When it comes to combating the spread of the coronavirus, Illinois Institute of Technology engineering professor Brent Stephens said the empirical evidence supporting air purifiers is newer and less concrete. But he added that he believes they can be helpful. He highlighted a July report from the U.S. Centers for Disease Control and Prevention, which found in a study performed this year that a HEPA air cleaner can reduce exposure to COVID-19 indoors, particularly when combined with masking.

Stephens normally avoids add-ons such as ionization systems aimed at inactivating viruses, because the literature on them is limited, he said. Moreover, he said there’s some indication these technologies could prove counterproductive. Some HEPA models include such features, which he just turns off.

He does recommend checking an air purifier’s clean-air delivery rate, an industry standard that helps measure efficacy. The higher the rate, the more particles the unit can filter and the larger area it can serve, according to the U.S. Environmental Protection Agency. For wildfire smoke, users might want to buy a model that filters out odors in addition to pollutants, Stephens said. Harris, with the Environmental Defense Fund, also advises scanning third-party effectiveness tests.

To make sure people are getting clean air wherever they are in the home, Harriman suggests buying several small purifiers and scattering them around the house — which could also come at a lower cost than buying a larger machine. It’s more effective to be near a working air purifier when inside, he said, rather than rely on the reach of a big one in another room.

Overall, there’s no need to spend a fortune, either. Some “workhorse models” cost around $500 to $600, Stephens said, but it’s also possible to get “really good products” for $200 to $300. The price will of course depend on what’s available in a particular area and whether others are also rushing to buy the appliances.
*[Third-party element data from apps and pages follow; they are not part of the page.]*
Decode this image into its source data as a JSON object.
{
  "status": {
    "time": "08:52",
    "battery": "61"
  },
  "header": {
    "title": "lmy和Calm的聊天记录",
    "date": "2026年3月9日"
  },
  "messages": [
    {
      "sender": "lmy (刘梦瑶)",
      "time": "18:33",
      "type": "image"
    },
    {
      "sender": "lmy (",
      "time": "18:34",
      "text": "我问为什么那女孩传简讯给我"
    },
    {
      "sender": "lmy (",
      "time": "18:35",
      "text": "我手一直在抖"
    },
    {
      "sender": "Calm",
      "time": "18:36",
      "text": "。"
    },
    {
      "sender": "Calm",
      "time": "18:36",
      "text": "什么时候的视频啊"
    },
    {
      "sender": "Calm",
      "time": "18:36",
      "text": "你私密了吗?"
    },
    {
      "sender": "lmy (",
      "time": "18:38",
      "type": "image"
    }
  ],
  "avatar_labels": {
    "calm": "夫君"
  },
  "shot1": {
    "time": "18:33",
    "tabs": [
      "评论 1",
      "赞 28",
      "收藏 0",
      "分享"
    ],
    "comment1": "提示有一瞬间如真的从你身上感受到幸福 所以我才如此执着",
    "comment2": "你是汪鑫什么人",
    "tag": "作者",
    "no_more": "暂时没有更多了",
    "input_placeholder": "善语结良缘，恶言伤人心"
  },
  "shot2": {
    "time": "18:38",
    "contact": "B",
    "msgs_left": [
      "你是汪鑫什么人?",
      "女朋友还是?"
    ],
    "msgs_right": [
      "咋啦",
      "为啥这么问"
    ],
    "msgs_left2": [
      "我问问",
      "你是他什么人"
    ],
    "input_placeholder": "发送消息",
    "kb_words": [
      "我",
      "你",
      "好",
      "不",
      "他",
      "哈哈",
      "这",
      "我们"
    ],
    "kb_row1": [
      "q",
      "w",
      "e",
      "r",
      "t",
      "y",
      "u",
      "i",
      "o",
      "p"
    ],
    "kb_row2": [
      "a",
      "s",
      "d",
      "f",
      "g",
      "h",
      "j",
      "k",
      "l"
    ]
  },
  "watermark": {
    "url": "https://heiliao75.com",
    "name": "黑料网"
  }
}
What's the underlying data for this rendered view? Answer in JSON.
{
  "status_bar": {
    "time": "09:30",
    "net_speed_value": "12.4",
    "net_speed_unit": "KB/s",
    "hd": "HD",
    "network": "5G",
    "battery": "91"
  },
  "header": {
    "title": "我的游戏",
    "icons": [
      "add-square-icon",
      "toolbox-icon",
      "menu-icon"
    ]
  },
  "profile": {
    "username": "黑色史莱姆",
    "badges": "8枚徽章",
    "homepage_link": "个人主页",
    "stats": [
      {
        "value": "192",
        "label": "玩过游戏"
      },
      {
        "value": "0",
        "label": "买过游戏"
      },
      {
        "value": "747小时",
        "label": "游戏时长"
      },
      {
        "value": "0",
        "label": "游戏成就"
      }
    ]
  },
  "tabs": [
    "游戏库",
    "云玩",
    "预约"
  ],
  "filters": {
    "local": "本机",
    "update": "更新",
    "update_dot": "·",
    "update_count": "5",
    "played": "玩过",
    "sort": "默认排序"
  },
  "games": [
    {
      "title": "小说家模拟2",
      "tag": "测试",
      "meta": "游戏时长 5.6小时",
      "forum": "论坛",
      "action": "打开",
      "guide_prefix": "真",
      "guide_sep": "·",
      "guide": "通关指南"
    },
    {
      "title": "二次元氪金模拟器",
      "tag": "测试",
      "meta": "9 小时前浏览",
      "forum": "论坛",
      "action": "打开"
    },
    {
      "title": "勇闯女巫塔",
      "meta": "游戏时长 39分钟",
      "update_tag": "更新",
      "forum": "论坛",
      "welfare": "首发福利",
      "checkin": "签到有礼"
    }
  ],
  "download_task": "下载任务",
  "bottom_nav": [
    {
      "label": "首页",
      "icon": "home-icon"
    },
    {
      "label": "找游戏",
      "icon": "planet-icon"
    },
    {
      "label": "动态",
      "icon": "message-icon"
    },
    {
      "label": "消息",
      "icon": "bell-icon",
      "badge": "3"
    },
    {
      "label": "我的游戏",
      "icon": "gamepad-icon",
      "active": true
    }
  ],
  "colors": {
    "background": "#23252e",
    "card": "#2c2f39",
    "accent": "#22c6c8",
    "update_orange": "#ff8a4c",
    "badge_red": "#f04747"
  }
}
Reliable HEPA cleaners include those made by Blueair AB, Honeywell International Inc. and Coway Co., among others, Harriman said. In the past three months, Coway purifier sales increased by 102.8% compared to the same period in 2020, spokesperson Jordan Weintraub said in an email. The company usually sees a spike when air quality worsens amid wildfires.

Harris said she’s experienced the reassurance air purifiers provide in reducing pollution on smoky days, in terms of how the atmosphere in her house feels and smells. But she notes that relying on appliances to deal with the threat posed by a deadly pathogen or fallout from global warming is not a long-term strategy.

Many people “lack the resources to make purchases like private air purifiers to help reduce their exposure,” Harris said. “There are societal solutions needed here, very clearly.”